You’ve probably heard some rumblings about Bill C-51, the Anti-terrorism Act, 2015. You likely don’t hear about most bills unless you are actively interested in law or politics, but Bill C-51 has struck a chord with everyday people who are concerned about their privacy rights. Here are some places you can go to learn about Bill C-51.
Do you know how Bill C-51 became law on June 18th? We’ll try and break it down for you.
Some basics first
Canada’s Constitution defines the government’s powers and your rights. It includes the Charter of Rights and Freedoms. The constitution is the supreme law of Canada and all of our laws must conform to it, whether made by our courts or government law-makers (legislators). More on the Constitution here.
There are two primary sources of Canadian law (Quebec is an exception):
- Case Law – decisions made by Canadian courts. Click here for more on case law and precedents.
- Legislation – laws made by the legislature or the Parliament of Canada, elected government representatives. These start as bills that are publicly debated by the Parliament or provincial legislatures and voted on before becoming law. This post talks about the federal process (i.e. Canada-wide), and not the provincial one (e.g. British Columbia).
See more info about our federal institutions at the Canadian Parliament’s website
Parliament is made up of:
- the Queen (represented by the Governor General), and two Chambers:
- the Senate (105 senators appointed by the Governor General on the recommendation of the Prime Minister), and
- the House of Commons (308 elected Members of Parliament (MPs) for each riding across Canada, elected approximately every 4 years in the federal election).
Aboriginal and treaty rights are also an important part of the Canadian legal system.
There are different types of bills
Bill C-51 is a “government bill”, meaning it was introduced by the governing party, currently the Conservative Party of Canada. It relates to laws that apply Canada-wide (federal jurisdiction).

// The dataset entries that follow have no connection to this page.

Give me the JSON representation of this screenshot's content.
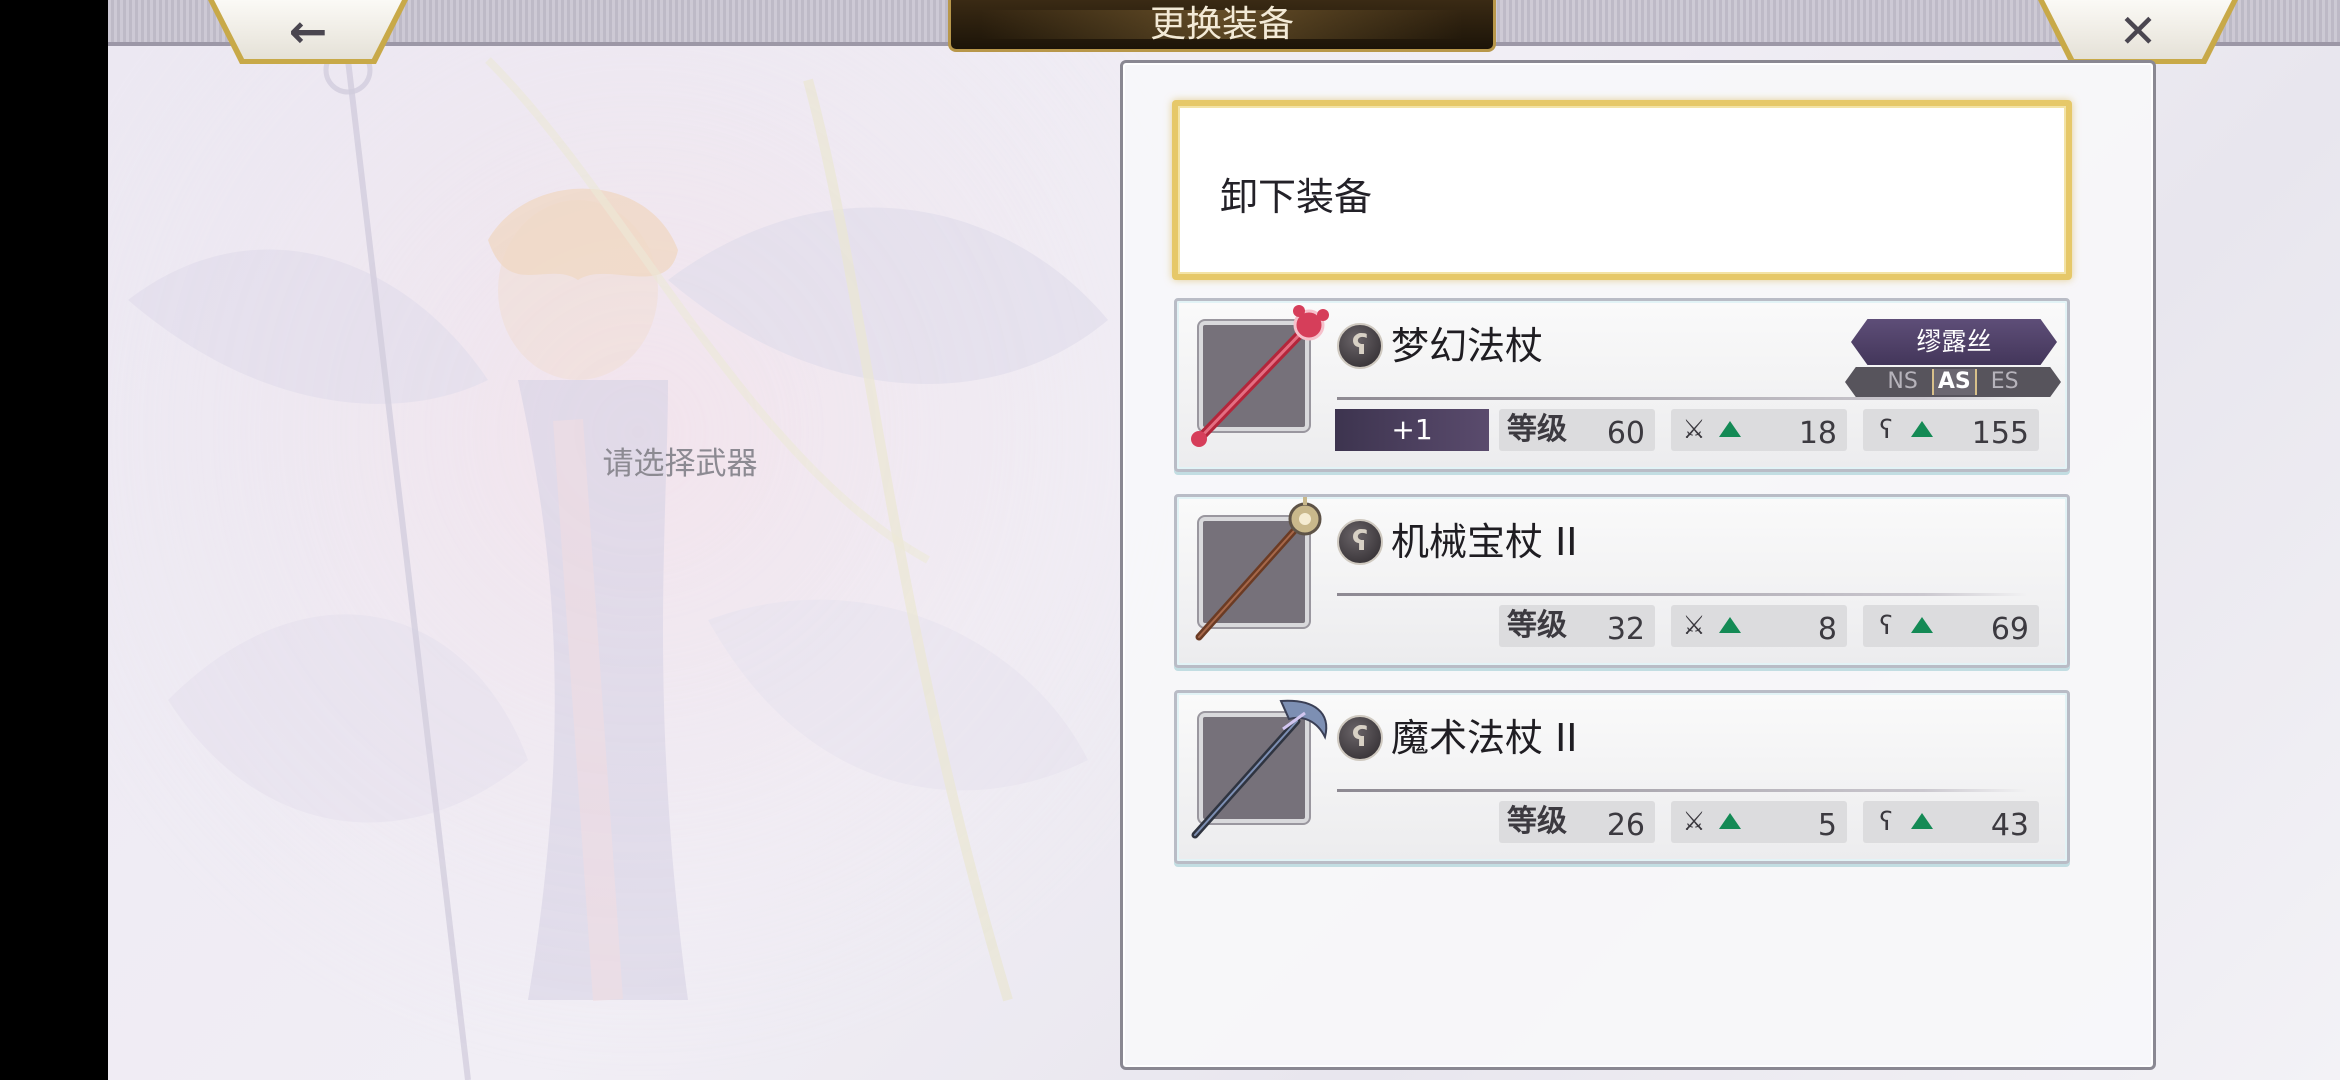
{
  "header": {
    "title": "更换装备",
    "back_icon": "←",
    "close_icon": "✕"
  },
  "left_area": {
    "hint": "请选择武器"
  },
  "unequip": {
    "label": "卸下装备"
  },
  "weapons": [
    {
      "name": "梦幻法杖",
      "plus": "+1",
      "level_label": "等级",
      "level": "60",
      "atk": "18",
      "mag": "155",
      "owner": "缪露丝",
      "tags": [
        "NS",
        "AS",
        "ES"
      ],
      "active_tag": "AS",
      "colors": {
        "shaft": "#b3263b",
        "head": "#d63e5a"
      }
    },
    {
      "name": "机械宝杖 II",
      "level_label": "等级",
      "level": "32",
      "atk": "8",
      "mag": "69",
      "colors": {
        "shaft": "#6b3b24",
        "head": "#c9b88b"
      }
    },
    {
      "name": "魔术法杖 II",
      "level_label": "等级",
      "level": "26",
      "atk": "5",
      "mag": "43",
      "colors": {
        "shaft": "#2f3440",
        "head": "#7d8fb3"
      }
    }
  ],
  "colors": {
    "stat_up": "#148a55",
    "selected_border": "#e6c869",
    "owner_badge": "#4f416a"
  }
}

Bill C-51 starts with a “C”, because it was first introduced in the House of Commons (as opposed to a “S” for Senate).
How does a bill pass and become effective?
Bills must pass three “readings” in both chambers, no matter which it was introduced in. As you can see from the Bill C-51 timeline (top of page), this process can differ slightly depending on the particular bill.
The bill is formally introduced, its objective explained, and members vote – if in favour, it is given a bill number and scheduled for future debate.
The bill is debated, and members vote to proceed to the next stage or for referral to a “Committee Stage” for further study.
Members of parties represented in the legislature discuss the bill section by section. They make recommendations for amendments (changes) to the bill. The committee chairperson will make a report of the suggested changes, leading to more debate.
Members debate the final form of the bill and vote on whether to pass it.
Royal Assent – After the bill passes third reading in the second chamber, the bill goes to the Governor General or their representative for Royal Assent. This means it can then become law – an Act of Parliament and a Statute of Canada.
Coming into Force
The date the Act becomes effective depends on when it is “in force”. This may be:
- on the date of Royal Assent, or
- another date specified in the act, or
- upon “proclamation”: on a date to be determined by the Governor in Council (Governor General, as advised by the Federal Cabinet).
Different parts of the Act could come into force on different dates.
See the “Coming into Force” dates for Bill C-51 here.
Where can I learn more about the law in Canada?
Check out these resources on Clicklaw for more information:
- How a Bill Becomes Law in Canada (Courthouse Libraries BC)
- How Canadians Govern Themselves: The Institutions of Our Federal Government (Parliament of Canada)
- Canada’s System of Justice: The Canadian Constitution (Department of Justice)
- Learning about the Law (People’s Law School, Clicklaw Wikibook)